Saddle Club rides away with the hearts of the tweens
Before she sat down to write the first in her series of "tween" girl novels, The Saddle Club author, Bonnie Bryant, set out to understand her market.
She talked to girls aged five to 12, and soon discovered some patterns. Most young girls relate to being in a group of about three great friends orbited by someone they think of as "a bit of a bitchand her friend".
The New York author stumbled on a surprising gap in the reading market. For generations, young girls have eaten up books about horses, but modern publishers weren't putting out good pony material.
Now Bryant's careful homeworkinspired by the former book editor's need to boost her income after her husband's deathis merchandising gold.
First, the books became the TV seriesbrought to ABC-TV by Nick McMahon, chief of Crawford Productions (working with partners Protocol Entertainment of Canada). Shot in the Yarra Valley in Melbourne's east, the co-production about a bunch of horsey girls and their ponies aired in 2001, and quickly became for pre-pubescent girls what Sex and the City had been for their mothers. Unmissable.
The TV show was just the beginning. Saddle Club toys, stickers, board games, drink bottles and clothes, among other items, hit the shops only a few months ago but have quickly become must-haves among "tweens", the emerging retail power demographic.
Last month, one of the 120 tie-in items, the metre-high Saddle Club horse, sold all 9000 units in 10 days.The second run of the horses, which occupied a tiny advertising spot in a Target catalogue, sold out in five days.
In Australia, fans have so far spent $30 million of their pocket moneyor their parents' moneyon Saddle Club stuff.
The program had almost no early marketing, yet the video of the first series became the ABC shops' top seller last year. And in the US, where the show screens on cable TV, the video and DVD sold 400,000 copies.
Nick McMahon, the executive producer, says a strong part of the success is Bryant's insight into girls. He hears all the time about how girls are playing Saddle Club scenarios with their friendstaking turns to be the baddie. In the series, the bitch is rich girl Veronica, an utter snob who thinks she is too good for the little club formed by the three "nice" girls.
Veronica is played by the now 16-year-old Melbourne actress Heli Simpson. In real life, she's delightful, but admits the first question anyone asks her friends is along the lines of "What is she really like?" She is an eloquent spokeswoman for the showthe second series of which goes to air from September 15. "Being a horse person myself, and being obsessed for a time with horses, I would have adored to have been watching a show like that," she says.
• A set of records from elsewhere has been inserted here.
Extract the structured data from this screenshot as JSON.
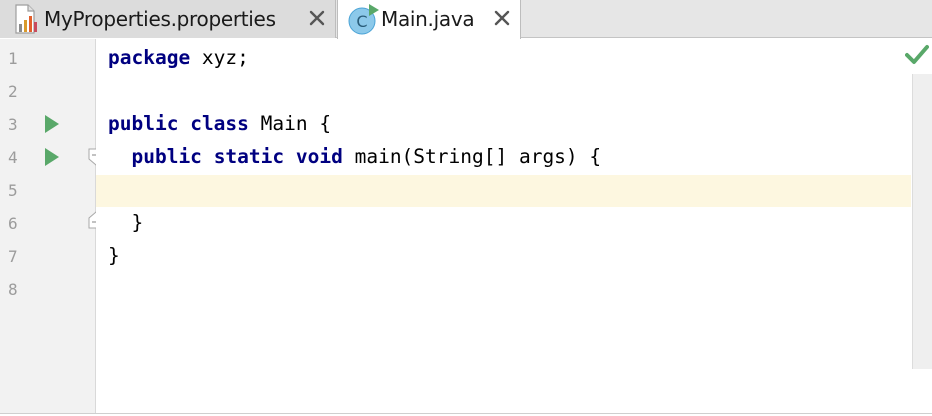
{
  "tabs": [
    {
      "label": "MyProperties.properties",
      "icon": "properties-file-icon",
      "active": false
    },
    {
      "label": "Main.java",
      "icon": "java-class-icon",
      "active": true
    }
  ],
  "close_glyph": "✕",
  "class_icon_letter": "C",
  "editor": {
    "caret_line": 5,
    "inspection_status": "no-problems-check-icon",
    "lines": [
      {
        "number": "1",
        "run_marker": false,
        "fold_marker": ""
      },
      {
        "number": "2",
        "run_marker": false,
        "fold_marker": ""
      },
      {
        "number": "3",
        "run_marker": true,
        "fold_marker": ""
      },
      {
        "number": "4",
        "run_marker": true,
        "fold_marker": "open"
      },
      {
        "number": "5",
        "run_marker": false,
        "fold_marker": ""
      },
      {
        "number": "6",
        "run_marker": false,
        "fold_marker": "close"
      },
      {
        "number": "7",
        "run_marker": false,
        "fold_marker": ""
      },
      {
        "number": "8",
        "run_marker": false,
        "fold_marker": ""
      }
    ],
    "code": {
      "line1": {
        "kw1": "package",
        "rest": " xyz;"
      },
      "line3": {
        "kw1": "public",
        "sp": " ",
        "kw2": "class",
        "rest": " Main {"
      },
      "line4": {
        "indent": "  ",
        "kw1": "public",
        "sp1": " ",
        "kw2": "static",
        "sp2": " ",
        "kw3": "void",
        "rest": " main(String[] args) {"
      },
      "line6": {
        "text": "  }"
      },
      "line7": {
        "text": "}"
      }
    }
  },
  "colors": {
    "keyword": "#000080",
    "run_marker": "#59a869",
    "caret_row": "#fdf7e0",
    "check": "#59a869",
    "class_icon": "#4aa3d6"
  }
}
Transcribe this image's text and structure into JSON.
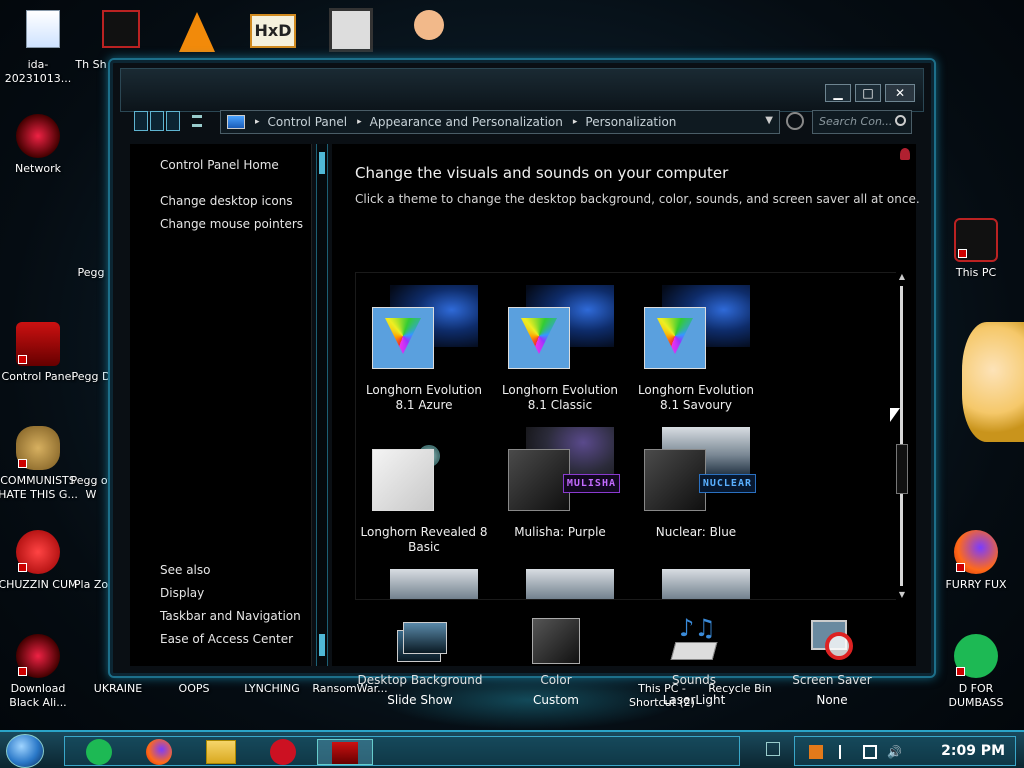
{
  "desktop": {
    "icons_left": [
      {
        "label": "ida-20231013..."
      },
      {
        "label": "Network"
      },
      {
        "label": "Control Panel"
      },
      {
        "label": "COMMUNISTS HATE THIS G..."
      },
      {
        "label": "CHUZZIN CUM"
      },
      {
        "label": "Download Black Ali..."
      }
    ],
    "icons_col2": [
      {
        "label": "Th Sh"
      },
      {
        "label": "Pegg"
      },
      {
        "label": "Pegg D"
      },
      {
        "label": "Pegg of W"
      },
      {
        "label": "Pla Zo"
      },
      {
        "label": "UKRAINE"
      }
    ],
    "icons_bottom": [
      {
        "label": "OOPS"
      },
      {
        "label": "LYNCHING"
      },
      {
        "label": "RansomWar..."
      },
      {
        "label": "This PC - Shortcut (2)"
      },
      {
        "label": "Recycle Bin"
      }
    ],
    "icons_right": [
      {
        "label": "This PC"
      },
      {
        "label": "FURRY FUX"
      },
      {
        "label": "D FOR DUMBASS"
      }
    ]
  },
  "window": {
    "controls": {
      "minimize": "▁",
      "maximize": "□",
      "close": "✕"
    },
    "address": {
      "crumbs": [
        "Control Panel",
        "Appearance and Personalization",
        "Personalization"
      ],
      "separator": "▸"
    },
    "search": {
      "placeholder": "Search Con..."
    },
    "left_pane": {
      "home": "Control Panel Home",
      "links": [
        "Change desktop icons",
        "Change mouse pointers"
      ],
      "see_also_header": "See also",
      "see_also": [
        "Display",
        "Taskbar and Navigation",
        "Ease of Access Center"
      ]
    },
    "main": {
      "title": "Change the visuals and sounds on your computer",
      "subtitle": "Click a theme to change the desktop background, color, sounds, and screen saver all at once.",
      "themes": [
        {
          "name": "Longhorn Evolution 8.1 Azure"
        },
        {
          "name": "Longhorn Evolution 8.1 Classic"
        },
        {
          "name": "Longhorn Evolution 8.1 Savoury"
        },
        {
          "name": "Longhorn Revealed 8 Basic"
        },
        {
          "name": "Mulisha: Purple",
          "tag": "MULISHA"
        },
        {
          "name": "Nuclear: Blue",
          "tag": "NUCLEAR"
        }
      ],
      "quick_settings": [
        {
          "label": "Desktop Background",
          "value": "Slide Show"
        },
        {
          "label": "Color",
          "value": "Custom"
        },
        {
          "label": "Sounds",
          "value": "LaserLight"
        },
        {
          "label": "Screen Saver",
          "value": "None"
        }
      ]
    }
  },
  "taskbar": {
    "clock": "2:09 PM"
  },
  "colors": {
    "accent": "#2aa4c8",
    "window_bg": "#0a0f14",
    "content_bg": "#000000"
  }
}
What role she and the other young stars play in the mooted third series is under discussion. Crawford Productions has asked fans via the show's website if they think the girls are getting too old for the original scenario.
There is a movie in the pipeline that would give producers a chance to introduce new, younger characters. The success of the program is one bright spot in an Australian TV drama scene recently painted as challenged. This week Channel Seven reversed a decision to proceed the country-life series Always Greener, and Channel Ten's promising new series, Crashburn, is struggling.
But everybody loves The Saddle Club, even the parents who, McMahon says, complain it "has cost me a fortune". Another drawback is that they are no doubt battling to get the catchy theme out of their heads.
September 6, 2003